When Luther Vandross died in 2005 aged 54, popular music lost one of its great talents, a man who was not only a Grammy-winning performer, but also an arranger and producer who helped shape the sound of black music in the 80s and 90s. More than that, he was someone who had become an icon for black gay men, although – despite the fact it was widely assumed he was homosexual – his sexuality was never made public.

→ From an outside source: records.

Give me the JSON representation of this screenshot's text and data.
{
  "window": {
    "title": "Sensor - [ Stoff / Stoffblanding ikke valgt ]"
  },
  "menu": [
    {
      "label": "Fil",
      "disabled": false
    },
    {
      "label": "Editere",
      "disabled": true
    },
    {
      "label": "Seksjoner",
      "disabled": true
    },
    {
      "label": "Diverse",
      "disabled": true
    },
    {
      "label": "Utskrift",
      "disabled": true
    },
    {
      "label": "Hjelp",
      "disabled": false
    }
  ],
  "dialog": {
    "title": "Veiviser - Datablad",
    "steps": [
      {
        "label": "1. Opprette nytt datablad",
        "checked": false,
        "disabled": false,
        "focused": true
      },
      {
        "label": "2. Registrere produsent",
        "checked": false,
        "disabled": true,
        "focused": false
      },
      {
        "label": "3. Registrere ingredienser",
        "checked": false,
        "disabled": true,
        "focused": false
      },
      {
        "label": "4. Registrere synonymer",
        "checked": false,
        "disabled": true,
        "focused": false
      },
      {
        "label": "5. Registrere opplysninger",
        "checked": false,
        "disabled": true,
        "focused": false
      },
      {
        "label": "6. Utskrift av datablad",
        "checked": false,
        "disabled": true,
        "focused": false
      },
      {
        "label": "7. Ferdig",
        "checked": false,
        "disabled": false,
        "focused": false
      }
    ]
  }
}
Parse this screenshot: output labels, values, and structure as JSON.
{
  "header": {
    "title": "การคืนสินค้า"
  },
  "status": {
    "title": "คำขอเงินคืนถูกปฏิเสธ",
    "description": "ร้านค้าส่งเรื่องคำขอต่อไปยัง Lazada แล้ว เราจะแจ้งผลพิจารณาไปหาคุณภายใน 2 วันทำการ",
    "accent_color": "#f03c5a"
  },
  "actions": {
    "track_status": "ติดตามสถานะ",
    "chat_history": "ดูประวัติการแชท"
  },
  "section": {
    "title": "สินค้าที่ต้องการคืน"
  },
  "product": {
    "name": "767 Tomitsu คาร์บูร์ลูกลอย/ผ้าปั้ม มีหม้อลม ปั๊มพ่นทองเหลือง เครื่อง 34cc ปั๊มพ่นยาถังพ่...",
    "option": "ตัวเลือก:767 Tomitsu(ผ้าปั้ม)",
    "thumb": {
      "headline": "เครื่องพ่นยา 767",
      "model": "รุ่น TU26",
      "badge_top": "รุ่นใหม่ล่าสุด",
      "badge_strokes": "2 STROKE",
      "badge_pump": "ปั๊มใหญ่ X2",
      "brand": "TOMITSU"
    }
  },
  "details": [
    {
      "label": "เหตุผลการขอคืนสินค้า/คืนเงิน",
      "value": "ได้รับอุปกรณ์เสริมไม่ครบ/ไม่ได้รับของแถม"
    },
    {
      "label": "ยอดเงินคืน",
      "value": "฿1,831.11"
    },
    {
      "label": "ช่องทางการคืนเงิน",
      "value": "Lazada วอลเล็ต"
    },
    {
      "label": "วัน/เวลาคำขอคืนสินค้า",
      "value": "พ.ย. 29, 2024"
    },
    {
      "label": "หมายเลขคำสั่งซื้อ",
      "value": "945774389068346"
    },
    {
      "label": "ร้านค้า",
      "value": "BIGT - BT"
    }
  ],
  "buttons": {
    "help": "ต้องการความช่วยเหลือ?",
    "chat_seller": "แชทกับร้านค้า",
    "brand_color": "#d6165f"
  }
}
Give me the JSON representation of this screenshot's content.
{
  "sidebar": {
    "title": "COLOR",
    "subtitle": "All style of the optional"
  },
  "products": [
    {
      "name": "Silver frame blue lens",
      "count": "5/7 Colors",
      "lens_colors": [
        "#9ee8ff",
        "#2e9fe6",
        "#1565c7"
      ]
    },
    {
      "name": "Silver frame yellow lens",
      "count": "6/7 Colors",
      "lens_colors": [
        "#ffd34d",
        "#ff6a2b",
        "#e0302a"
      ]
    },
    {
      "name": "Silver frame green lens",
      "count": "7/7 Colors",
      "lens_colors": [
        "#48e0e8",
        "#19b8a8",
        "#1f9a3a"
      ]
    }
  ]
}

For legions of black gay men, he was singing their song on tracks such as Your Secret Love and My Sensitivity (Gets in the Way). There was undoubtedly great loneliness in his personal life but, to the end, he remained an extremely private man. (Caryl Philips, 2005)